• _Required work_:
Please write each record out again word for word.

• _Working data_:

------------

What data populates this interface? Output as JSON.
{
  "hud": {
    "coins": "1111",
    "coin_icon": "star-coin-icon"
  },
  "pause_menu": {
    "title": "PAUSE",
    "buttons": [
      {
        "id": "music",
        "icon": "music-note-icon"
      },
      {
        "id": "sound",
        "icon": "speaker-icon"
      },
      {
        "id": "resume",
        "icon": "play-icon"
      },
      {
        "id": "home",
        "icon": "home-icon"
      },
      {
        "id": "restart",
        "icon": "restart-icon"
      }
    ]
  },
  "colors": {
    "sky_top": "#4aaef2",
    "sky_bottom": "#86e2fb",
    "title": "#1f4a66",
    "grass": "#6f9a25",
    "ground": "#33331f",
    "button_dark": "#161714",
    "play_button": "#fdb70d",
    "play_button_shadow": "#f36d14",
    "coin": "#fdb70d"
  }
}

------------

• _Solution_:
What data populates this interface? Output as JSON.
{
  "hud": {
    "coins": "1111",
    "coin_icon": "star-coin-icon"
  },
  "pause_menu": {
    "title": "PAUSE",
    "buttons": [
      {
        "id": "music",
        "icon": "music-note-icon"
      },
      {
        "id": "sound",
        "icon": "speaker-icon"
      },
      {
        "id": "resume",
        "icon": "play-icon"
      },
      {
        "id": "home",
        "icon": "home-icon"
      },
      {
        "id": "restart",
        "icon": "restart-icon"
      }
    ]
  },
  "colors": {
    "sky_top": "#4aaef2",
    "sky_bottom": "#86e2fb",
    "title": "#1f4a66",
    "grass": "#6f9a25",
    "ground": "#33331f",
    "button_dark": "#161714",
    "play_button": "#fdb70d",
    "play_button_shadow": "#f36d14",
    "coin": "#fdb70d"
  }
}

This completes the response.